Check out my three part Ed Week series on student trauma.
This is a “companion” piece to The Best Resources On Helping To Build Empathy In The Classroom – Help Me Find More, and I’m posting it a few weeks before a series on the topic will appear in my Education Week Teacher column.
You might also be interested in:
This is just the beginning of a list, and I hope readers will suggest more in the comments or on Twitter:
How Teachers Help Students Who’ve Survived Trauma is by Jessica Lahey.
How Childhood Trauma Could Be Mistaken for ADHD is from The Atlantic.
How to Help a Traumatized Child in the Classroom is from The Greater Good Center.
Resources for Responding to Trauma and Tragedy is from Edutopia.
Resources for Schools to Help Students Affected by Trauma is a useful list from The Wisconsin Supt. of Public Instruction.
Immigrant Minors From Central America Bring Hope, Past Trauma to U.S. Schools is from The Hechinger Report.
Resources for Parents following Traumatic Events is from The U.S. Department Of Education.
How childhood trauma affects health across a lifetime is a TED-Talk from Nadine Burke Harris.

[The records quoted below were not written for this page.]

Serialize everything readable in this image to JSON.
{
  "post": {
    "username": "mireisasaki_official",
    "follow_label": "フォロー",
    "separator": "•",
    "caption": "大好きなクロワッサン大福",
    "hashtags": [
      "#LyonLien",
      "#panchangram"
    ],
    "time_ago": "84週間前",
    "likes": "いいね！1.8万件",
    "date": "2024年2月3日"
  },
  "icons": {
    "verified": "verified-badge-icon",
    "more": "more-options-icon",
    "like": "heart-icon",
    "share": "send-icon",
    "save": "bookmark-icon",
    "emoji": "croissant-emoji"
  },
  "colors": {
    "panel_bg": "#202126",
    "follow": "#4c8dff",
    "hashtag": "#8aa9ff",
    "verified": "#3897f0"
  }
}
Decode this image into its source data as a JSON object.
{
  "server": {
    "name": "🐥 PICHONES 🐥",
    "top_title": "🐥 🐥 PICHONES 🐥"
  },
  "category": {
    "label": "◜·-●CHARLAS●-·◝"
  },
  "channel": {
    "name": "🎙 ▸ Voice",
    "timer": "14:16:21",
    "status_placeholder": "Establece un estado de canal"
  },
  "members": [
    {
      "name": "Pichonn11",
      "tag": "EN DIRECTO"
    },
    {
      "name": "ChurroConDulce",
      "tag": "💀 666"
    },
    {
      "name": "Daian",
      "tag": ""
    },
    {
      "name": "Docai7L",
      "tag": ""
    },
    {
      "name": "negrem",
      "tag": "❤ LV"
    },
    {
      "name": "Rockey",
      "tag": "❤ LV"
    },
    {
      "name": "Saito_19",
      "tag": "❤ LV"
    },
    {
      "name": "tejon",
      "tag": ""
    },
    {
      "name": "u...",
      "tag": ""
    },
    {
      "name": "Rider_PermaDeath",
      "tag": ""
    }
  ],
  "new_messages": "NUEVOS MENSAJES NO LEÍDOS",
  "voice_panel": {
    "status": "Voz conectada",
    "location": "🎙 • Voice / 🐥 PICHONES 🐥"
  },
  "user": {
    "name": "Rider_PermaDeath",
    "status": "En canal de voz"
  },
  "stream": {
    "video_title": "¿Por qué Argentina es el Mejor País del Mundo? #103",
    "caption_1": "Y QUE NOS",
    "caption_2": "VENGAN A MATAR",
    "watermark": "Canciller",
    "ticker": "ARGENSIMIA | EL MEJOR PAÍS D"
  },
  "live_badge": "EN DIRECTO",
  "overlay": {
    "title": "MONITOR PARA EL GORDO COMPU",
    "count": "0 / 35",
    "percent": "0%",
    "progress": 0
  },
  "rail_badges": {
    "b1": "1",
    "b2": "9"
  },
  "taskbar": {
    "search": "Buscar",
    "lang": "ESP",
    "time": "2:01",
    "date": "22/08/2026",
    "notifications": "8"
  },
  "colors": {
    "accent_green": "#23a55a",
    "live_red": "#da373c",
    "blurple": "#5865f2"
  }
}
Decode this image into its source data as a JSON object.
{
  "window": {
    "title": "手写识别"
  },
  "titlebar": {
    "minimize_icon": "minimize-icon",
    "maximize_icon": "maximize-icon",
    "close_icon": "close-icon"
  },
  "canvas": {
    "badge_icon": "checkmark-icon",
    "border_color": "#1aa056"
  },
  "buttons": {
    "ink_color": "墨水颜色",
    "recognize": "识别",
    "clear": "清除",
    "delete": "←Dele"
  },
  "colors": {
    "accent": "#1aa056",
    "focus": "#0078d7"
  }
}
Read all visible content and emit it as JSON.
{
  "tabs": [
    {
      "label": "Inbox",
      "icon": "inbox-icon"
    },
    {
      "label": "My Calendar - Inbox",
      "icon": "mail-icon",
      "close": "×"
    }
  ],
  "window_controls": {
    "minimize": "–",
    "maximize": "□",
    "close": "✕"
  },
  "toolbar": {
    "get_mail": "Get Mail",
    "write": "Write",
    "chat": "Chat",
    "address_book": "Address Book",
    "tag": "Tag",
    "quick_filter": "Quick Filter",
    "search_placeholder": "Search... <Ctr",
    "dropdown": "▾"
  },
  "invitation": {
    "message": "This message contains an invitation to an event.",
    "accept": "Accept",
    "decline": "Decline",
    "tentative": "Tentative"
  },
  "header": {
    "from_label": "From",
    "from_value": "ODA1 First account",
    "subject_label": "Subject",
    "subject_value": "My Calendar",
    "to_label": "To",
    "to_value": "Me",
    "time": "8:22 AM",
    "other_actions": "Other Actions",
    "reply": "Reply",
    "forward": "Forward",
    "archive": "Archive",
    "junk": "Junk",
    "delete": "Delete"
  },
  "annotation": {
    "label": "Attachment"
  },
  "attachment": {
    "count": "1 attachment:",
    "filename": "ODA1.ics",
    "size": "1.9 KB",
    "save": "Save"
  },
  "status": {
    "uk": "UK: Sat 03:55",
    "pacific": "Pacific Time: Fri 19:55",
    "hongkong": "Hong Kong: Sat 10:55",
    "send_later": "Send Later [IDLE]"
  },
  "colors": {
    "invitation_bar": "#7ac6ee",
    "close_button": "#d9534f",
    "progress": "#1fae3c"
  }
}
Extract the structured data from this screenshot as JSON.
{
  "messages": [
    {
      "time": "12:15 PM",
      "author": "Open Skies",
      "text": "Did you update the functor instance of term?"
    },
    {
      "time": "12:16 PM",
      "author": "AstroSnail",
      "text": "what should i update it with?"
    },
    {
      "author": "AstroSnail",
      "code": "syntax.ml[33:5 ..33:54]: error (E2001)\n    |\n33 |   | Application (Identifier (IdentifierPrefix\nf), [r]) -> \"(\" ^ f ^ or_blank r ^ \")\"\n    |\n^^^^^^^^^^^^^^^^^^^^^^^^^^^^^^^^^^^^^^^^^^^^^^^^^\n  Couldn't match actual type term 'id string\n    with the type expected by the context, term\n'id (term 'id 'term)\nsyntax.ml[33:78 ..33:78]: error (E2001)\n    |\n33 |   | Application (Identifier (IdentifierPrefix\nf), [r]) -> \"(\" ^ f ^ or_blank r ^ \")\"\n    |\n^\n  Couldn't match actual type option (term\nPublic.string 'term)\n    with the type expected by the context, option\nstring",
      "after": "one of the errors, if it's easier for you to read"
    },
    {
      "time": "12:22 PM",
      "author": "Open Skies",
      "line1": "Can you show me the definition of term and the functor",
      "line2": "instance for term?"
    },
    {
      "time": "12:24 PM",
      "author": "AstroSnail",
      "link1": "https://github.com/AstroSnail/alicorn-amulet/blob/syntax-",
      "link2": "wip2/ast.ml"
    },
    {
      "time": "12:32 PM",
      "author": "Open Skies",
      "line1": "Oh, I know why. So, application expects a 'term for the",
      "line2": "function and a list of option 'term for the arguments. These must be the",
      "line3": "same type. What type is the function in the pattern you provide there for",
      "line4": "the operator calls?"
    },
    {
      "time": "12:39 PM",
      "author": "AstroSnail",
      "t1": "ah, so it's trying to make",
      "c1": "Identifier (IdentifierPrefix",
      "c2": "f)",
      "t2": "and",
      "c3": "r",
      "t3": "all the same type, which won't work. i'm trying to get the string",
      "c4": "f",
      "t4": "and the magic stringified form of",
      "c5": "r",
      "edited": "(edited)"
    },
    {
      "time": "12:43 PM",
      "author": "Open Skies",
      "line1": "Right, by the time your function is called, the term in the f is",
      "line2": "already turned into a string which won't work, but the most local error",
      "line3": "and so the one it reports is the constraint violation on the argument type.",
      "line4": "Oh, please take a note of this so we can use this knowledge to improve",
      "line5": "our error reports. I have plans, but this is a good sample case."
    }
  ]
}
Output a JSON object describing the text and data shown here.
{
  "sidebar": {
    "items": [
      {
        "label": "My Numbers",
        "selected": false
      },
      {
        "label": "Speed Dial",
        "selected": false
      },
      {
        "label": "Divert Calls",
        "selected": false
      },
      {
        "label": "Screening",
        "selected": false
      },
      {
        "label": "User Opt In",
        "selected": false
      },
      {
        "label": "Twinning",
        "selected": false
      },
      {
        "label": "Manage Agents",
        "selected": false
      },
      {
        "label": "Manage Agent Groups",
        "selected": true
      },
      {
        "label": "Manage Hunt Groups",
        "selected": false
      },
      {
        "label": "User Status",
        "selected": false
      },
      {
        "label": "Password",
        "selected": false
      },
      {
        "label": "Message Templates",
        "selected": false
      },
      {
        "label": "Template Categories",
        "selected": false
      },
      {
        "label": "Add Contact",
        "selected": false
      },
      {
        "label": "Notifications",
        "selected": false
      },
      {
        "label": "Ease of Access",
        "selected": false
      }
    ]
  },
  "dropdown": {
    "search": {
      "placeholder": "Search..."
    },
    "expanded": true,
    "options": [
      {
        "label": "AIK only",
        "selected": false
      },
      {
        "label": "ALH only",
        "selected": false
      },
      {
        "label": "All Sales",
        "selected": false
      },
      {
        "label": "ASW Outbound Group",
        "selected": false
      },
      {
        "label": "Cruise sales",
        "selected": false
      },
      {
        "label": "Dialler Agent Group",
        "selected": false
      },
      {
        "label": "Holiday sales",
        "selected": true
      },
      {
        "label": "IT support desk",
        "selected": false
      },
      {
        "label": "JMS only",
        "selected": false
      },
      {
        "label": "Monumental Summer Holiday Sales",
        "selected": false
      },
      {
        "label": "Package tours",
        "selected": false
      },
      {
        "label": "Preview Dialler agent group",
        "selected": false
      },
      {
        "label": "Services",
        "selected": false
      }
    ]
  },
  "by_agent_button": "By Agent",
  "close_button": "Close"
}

Schools across St. Louis learning how past trauma hurts learning and affects behavior is from The St. Louis Post Dispatch.
— Pete Hall (@educationhall) November 11, 2016
Ed Week has published a special report: Student Trauma: How School Leaders Can Respond.
Traumatic stress changes brains of boys, girls differently is from Science Daily.
A Practitioner’s Guide to Educating Traumatized Children is from Education Northwest.
— Cornelius Minor (@MisterMinor) April 28, 2017
Trauma, Adverse Experiences and Mindset is from Mindset Works.
Finding what’s right with children who grow up in high-stress environments is from Eureka Alert.
Sesame Street launches tools to help children who experience trauma, from hurricanes to violence at home is from The Washington Post.
Supporting Students With Chronic Trauma is from Edutopia.
A ‘Trauma-Informed Classroom Is a Safe and Secure Place’ is the headline of one of my Education Week Teacher columns.
Supporting Students with Adverse Childhood Experiences is the theme of the summer issue of the American Educator.
Some FAQs for Educators on Children’s Trauma is from Ed Week.
“Research has found that asking students to relive traumatic events or emotional moments during the school day can exacerbate a problem.”
— Kelly Wickham Hurst (@mochamomma) August 28, 2019
Important thread https://t.co/BYjOWO41xr
— Larry Ferlazzo (@Larryferlazzo) August 27, 2019
Sharing Social Emotional Learning #SEL resources especially in cases where the student has suffered any kind of trauma. I quoted from each (except those in Arabic) to ensure that #immersivereader can be used for translation, etc. https://t.co/1zRlQZ3aqr @wakelet @MicrosoftEDU pic.twitter.com/qSfuQ8NblC
— Ilene Winokur Alzaid, Ed.D. (@IleneWinokur) August 23, 2019
there’s no such thing as trauma-informed education without active work in dismantling the systemic traumatization of oppressed people. that’s the equivalent of putting a band aid on a bullet wound and calling yourself a doctor. anyone who says different is selling something.
— dulce-marie is back (mostly) (@DulceFlecha) October 28, 2019
Research Matters / A “Write” Way to Address Trauma is from ASCD.
A Trauma-Informed Approach to Teaching the Colonization of the Americas is from Edutopia.